Tuesday, December 31, 2013

419. My Fair Lady

My Fair Lady
Directed by George Cukor

Happy New Year, everybody.  It is 12:03 right now and I want to get this post written before I go to bed.  Mostly because I had too much caffeine and there are annoying fireworks outside but also because this is going to be a great blogging year and I want to get started right away.

This is one of those movies that I know I should love but I can't get behind.  I love musicals, makeover stories, and George Bernard Shaw.  But this film just lacks in every area, from the acting to the musical numbers.  In fact, The Book notes that there is a large amount of dead time in the film.  If The Book actually admits that something is boring (it maintains that Apocalypse Now is not) than you can bet it is going to be dull.

Eliza Doolittle is a street urchin that sells flowers.  Henry Higgins comes along and is affected, not by the obvious squalor that Eliza and her friends live in, but how freaking annoying her Cockney accent is.  He vows to fix her in the most condescending manner possible, while simultaneously taking all the fun out of a musical by speaking all of his songs.

I have already voiced my opinion on Audrey Hepburn acting skills so I will not rip on her anymore, lest a horde of teenage girls show up with pitchforks at my door.  I actually did enjoy a few songs but a lot of them weren't good enough to be included if they didn't at least move the story along.  I also felt like the film was trying to push Eliza and Henry together romantically when it is quite clear that Henry is gay.  Now, I know I can't really fault them for that since it was a different time but Eliza is in for quite an unpleasant surprise.

It is such a classic that you should probably see it but there are such better musicals out there!  Oh well, on to the next one.

RATING: **---

Interesting Facts:

Rex Harrison said that Audrey Hepburn was his favorite leading lady.

Henry Higgins' character was considered too intellectual to sing his songs.  Buzz kill.

Audrey Hepburn was 35 years old while her character was supposed to be 19.

Hepburn's voice was dubbed by Marni Nixon.

My favorite song of the movie:


  1. We are mostly on the same side with Audrey.. or rather the typical Audrey Hepburn role of 'I'm so sweet, pretty and little girlish that everyone must look after me' that I dislike so much.
    Well, she is rather different in this, I guess.. but it's still a musical, (despite, as you point out, Rex Harrison's efforts).

    I was going to say I thought you were being too generous with two stars.. but, well, I guess i can concede their are some enjoyable barnstorming moments in it.. But it is well overly long isn't it?

    PS, I had 3 1/2 hours of Audrey the other day being her silly simpering "I'm not only pretty, but disgustingly rich" thing as Natasha in in War & Peace.
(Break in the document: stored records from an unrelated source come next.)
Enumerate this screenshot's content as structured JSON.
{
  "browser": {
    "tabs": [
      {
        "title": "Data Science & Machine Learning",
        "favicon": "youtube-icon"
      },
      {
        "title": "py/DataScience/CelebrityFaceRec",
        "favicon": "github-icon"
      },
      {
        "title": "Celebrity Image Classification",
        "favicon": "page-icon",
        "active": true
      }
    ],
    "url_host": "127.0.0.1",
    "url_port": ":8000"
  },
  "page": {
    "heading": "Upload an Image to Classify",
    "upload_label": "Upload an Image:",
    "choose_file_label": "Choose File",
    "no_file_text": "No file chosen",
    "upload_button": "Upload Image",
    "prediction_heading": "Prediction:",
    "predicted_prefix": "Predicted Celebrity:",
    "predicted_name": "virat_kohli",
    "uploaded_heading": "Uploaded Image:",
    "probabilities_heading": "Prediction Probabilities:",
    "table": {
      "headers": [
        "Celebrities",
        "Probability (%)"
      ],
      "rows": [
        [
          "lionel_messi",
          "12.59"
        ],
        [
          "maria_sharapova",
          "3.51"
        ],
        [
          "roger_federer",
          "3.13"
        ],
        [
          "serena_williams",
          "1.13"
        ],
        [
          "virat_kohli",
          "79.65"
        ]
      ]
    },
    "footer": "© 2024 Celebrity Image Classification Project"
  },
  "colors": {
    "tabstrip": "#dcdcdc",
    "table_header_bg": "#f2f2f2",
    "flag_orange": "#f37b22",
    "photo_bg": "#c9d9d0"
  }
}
She fitted that quite well. Not as good as the overwhelming Russian version, but even at 3 1/2 hours, the US version is still half the length of the Russian version...

    1. I actually just finished reading War and Peace and was wondering if I should check out the movie. So I guess I should check out the Russian one?

  2. It depends how long you are prepared to give it.
    There is no doubt (in my mind) the Russian one is hugely superior.. but, as I say, its easily twice as long. Much more detail, character development etc...
    OK, the US version clicks along quite quickly... but you lose something.. and I'm not totally convinced by Henry Fonda as Pierre.. to me his American pronunciation of Mos-COW, (as opposed to the English English way of MOSS - co) grated a bit. And he is too thin.
    Herbert Lom as Napoleon is good.. as is Oscar Homilka as the Russian general.
    Why am I even wondering which one you should / will pick? I mean, when it came to reading, did you read the 'proper' book .. or the Readers Digest edition?

  3. I think we are a small minority in disliking this movie. I took a bit of heat on my blog for going down on it, but there is no other way I can see. it. Except for two memorable songs this movie hits all the wrong buttons for me. The mptyness, the annoying characters and the totally ridiculos take on language. and I actually like Audrey Hepburn...

    1. I completely agree! Which two songs did you like? I like I Could Have Danced All Night and Wouldn't it Be Loverly. Unfortunately, they only occupy about ten minutes of this three hour nightmare

    2. Well, for me it was Rain in Spain and Get Me to Church in Time, mostly because I know them so well.

  4. I Could Have Danced All Night is great, but why does she suddenly sing it after several tortuous hours of elocution practice? She might as well have sung The Twist for all the sense it made.